(Data about app and page elements)
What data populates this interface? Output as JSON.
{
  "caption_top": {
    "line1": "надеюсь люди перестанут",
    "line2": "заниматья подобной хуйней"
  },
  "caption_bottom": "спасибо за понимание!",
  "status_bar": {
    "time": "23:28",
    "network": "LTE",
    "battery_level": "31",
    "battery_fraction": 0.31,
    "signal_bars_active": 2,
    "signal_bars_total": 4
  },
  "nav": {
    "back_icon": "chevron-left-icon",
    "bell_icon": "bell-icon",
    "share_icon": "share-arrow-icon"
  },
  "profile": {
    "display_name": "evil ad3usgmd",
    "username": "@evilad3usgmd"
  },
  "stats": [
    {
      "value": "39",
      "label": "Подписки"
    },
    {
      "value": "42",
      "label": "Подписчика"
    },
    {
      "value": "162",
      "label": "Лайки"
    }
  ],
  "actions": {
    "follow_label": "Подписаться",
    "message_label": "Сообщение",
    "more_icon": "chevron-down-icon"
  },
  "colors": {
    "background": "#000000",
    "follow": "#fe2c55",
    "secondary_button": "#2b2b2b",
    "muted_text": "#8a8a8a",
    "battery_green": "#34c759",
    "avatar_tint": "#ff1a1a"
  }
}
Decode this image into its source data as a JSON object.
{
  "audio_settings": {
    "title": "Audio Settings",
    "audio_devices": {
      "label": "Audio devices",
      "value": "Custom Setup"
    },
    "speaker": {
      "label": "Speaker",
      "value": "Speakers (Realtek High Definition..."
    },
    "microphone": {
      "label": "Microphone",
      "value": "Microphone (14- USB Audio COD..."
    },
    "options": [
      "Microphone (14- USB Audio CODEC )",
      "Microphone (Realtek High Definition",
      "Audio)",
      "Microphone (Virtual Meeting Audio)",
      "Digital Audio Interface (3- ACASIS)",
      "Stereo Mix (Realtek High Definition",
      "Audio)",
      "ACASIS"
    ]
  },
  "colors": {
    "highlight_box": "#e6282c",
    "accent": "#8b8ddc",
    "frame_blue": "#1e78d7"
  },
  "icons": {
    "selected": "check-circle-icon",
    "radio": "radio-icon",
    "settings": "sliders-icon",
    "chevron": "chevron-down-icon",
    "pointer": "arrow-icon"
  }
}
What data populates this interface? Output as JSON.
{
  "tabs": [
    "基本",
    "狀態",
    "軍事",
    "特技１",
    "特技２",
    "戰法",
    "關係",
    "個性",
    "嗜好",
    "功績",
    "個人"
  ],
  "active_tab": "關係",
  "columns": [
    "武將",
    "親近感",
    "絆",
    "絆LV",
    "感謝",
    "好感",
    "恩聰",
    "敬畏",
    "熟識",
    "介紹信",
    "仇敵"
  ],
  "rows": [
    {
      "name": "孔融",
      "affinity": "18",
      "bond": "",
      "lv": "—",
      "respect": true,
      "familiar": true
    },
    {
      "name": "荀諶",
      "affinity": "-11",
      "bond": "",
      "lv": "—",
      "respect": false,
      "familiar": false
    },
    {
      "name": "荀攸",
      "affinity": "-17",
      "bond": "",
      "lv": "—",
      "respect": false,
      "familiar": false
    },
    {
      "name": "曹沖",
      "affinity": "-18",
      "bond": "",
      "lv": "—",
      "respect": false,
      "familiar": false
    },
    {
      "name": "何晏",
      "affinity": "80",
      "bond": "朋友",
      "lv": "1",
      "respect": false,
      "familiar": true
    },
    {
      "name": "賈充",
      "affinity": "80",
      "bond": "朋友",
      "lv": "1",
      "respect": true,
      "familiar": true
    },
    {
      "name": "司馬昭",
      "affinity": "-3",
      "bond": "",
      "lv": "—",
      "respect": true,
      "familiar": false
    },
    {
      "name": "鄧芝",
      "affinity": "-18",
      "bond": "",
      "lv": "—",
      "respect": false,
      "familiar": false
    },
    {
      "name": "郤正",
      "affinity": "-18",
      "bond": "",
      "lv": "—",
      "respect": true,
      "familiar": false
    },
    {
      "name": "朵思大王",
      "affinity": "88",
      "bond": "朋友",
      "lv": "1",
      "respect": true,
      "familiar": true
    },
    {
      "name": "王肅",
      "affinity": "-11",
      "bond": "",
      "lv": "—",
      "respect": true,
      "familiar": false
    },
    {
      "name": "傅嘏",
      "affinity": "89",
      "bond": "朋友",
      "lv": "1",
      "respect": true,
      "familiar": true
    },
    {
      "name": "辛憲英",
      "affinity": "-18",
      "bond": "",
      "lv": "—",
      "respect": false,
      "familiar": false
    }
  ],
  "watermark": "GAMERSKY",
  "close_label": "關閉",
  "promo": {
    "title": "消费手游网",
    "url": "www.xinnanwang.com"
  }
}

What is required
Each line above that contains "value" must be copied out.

Exercise result
      "value": "39",
      "value": "42",
      "value": "162",
      "value": "Custom Setup"
      "value": "Speakers (Realtek High Definition..."
      "value": "Microphone (14- USB Audio COD..."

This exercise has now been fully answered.